School boarders develop their own online kiosk

From left to right: Babalwa Dumane, Zenande Nurunessa Mantlana and Kukhanya Fudumele, who set up PRESS, an online kiosk for school boarders. Photo by Pasqua Heard.

Pasqua Heard

20 November 2015

Three students from the Cape Academy of Maths, Science and Technology have set up an online kiosk for boarders who struggle to access basic necessities while in residences at schools.

Using coding skills they developed during the course of a year-long project known as Code for Cape Town, Kukhanya Fudumele, Zenande Nurunessa Mantlana and Babalwa Dumane, all aged 16, created PRESS (Pursuing Realistic Environmental Social Services).

“We decided to open an online kiosk which runs on a points system. The learners open an account on our website and buy points either weekly or monthly; this allows them to always have a positive balance to purchase essentials at any time,” says Fudumele.

“One of the problems that boarders have is not being able to go to the shops during the week. For various reasons, we could only go on Fridays. PRESS is really convenient, because it has assisted a lot of us when we need things urgently like stationery, toiletries and airtime,” says Lwandokazi Mbotshelwa, a 17-year-old boarder and PRESS customer.

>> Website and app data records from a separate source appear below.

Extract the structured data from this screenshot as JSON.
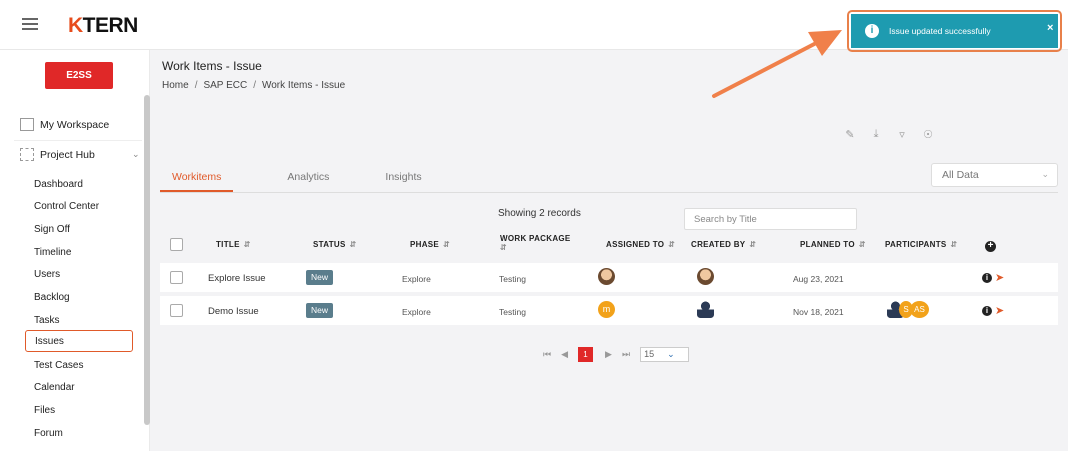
{
  "brand": {
    "logo_k": "K",
    "logo_rest": "TERN",
    "project_badge": "E2SS"
  },
  "sidebar": {
    "workspace_label": "My Workspace",
    "project_hub_label": "Project Hub",
    "items": [
      {
        "label": "Dashboard"
      },
      {
        "label": "Control Center"
      },
      {
        "label": "Sign Off"
      },
      {
        "label": "Timeline"
      },
      {
        "label": "Users"
      },
      {
        "label": "Backlog"
      },
      {
        "label": "Tasks"
      },
      {
        "label": "Issues",
        "active": true
      },
      {
        "label": "Test Cases"
      },
      {
        "label": "Calendar"
      },
      {
        "label": "Files"
      },
      {
        "label": "Forum"
      }
    ]
  },
  "page": {
    "title": "Work Items - Issue",
    "breadcrumb": [
      "Home",
      "SAP ECC",
      "Work Items - Issue"
    ]
  },
  "toolbar_icons": [
    "edit-icon",
    "download-icon",
    "filter-icon",
    "settings-icon"
  ],
  "tabs": [
    {
      "label": "Workitems",
      "active": true
    },
    {
      "label": "Analytics"
    },
    {
      "label": "Insights"
    }
  ],
  "filter": {
    "selected": "All Data"
  },
  "table": {
    "records_label": "Showing 2 records",
    "search_placeholder": "Search by Title",
    "columns": [
      "Title",
      "Status",
      "Phase",
      "Work Package",
      "Assigned To",
      "Created By",
      "Planned To",
      "Participants"
    ],
    "rows": [
      {
        "title": "Explore Issue",
        "status": "New",
        "phase": "Explore",
        "work_package": "Testing",
        "assigned_avatar": "",
        "created_avatar": "",
        "planned_to": "Aug 23, 2021",
        "participants": []
      },
      {
        "title": "Demo Issue",
        "status": "New",
        "phase": "Explore",
        "work_package": "Testing",
        "assigned_avatar": "m",
        "created_avatar": "",
        "planned_to": "Nov 18, 2021",
        "participants": [
          "S",
          "AS"
        ]
      }
    ]
  },
  "pagination": {
    "current_page": "1",
    "page_size": "15"
  },
  "toast": {
    "message": "Issue updated successfully",
    "close": "×",
    "info": "i"
  },
  "colors": {
    "accent": "#e05a2a",
    "brand_red": "#e02828",
    "toast_bg": "#1e9bb0",
    "status_badge": "#5a7d8c",
    "avatar_initial": "#f2a21a"
  }
}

“We sell products in small quantities at affordable prices. We then provide a free delivery service to the learners’ rooms. The school tuckshop closes too early and doesn’t sell stationary or sanitary products. PRESS is always open - which is why our project is a winner,” says Fudumele.

According to Fudumele, boarders who could go to the local Shoprite on weekdays faced transport costs.

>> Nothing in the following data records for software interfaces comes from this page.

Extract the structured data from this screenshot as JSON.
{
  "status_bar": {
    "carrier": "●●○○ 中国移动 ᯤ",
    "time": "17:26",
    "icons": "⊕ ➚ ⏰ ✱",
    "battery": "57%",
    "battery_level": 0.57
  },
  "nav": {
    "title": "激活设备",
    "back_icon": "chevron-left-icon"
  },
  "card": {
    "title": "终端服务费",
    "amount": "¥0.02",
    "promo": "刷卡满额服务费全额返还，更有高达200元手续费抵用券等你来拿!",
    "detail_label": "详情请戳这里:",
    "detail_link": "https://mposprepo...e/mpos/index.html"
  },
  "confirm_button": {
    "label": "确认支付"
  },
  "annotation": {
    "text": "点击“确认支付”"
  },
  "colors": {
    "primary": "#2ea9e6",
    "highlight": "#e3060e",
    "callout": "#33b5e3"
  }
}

“We also didn’t feel safe, because we had to cross the field opposite the school to catch a taxi. The taxis wouldn’t pick us up from outside the school gates,” said Dumane.

“PRESS aims to bridge the gap of inequality, so we will have learners work for us and their time of work will be converted into points which will automatically be added to their account. This allows learners not to feel trapped when they don’t have money to purchase an item,” said Fudumele.

The three innovators won a R10,000 prize for PRESS at Innovate the Cape’s final showcase on 31 October. The annual competition seeks to encourage learners to submit ideas that solve a problem in their community.

Referring to the prize money, Fudumele said, “We are considering branching out to hostels in other schools once we’ve fixed the pros and cons at our school. We also consider saving the money in a bank account.”

The Innovate the Cape showcase took place at Bandwidth Barn in the Woodstock Exchange. Eight teams presented solutions around gardening, energy, careers and health. Each of the finalist teams received mentorship and R5,000 in seed funding to develop a prototype. PRESS kiosk will continue to be mentored by Kendra Wilson, a fourth year medical student.

Find out more about: PRESS and Innovate South Africa.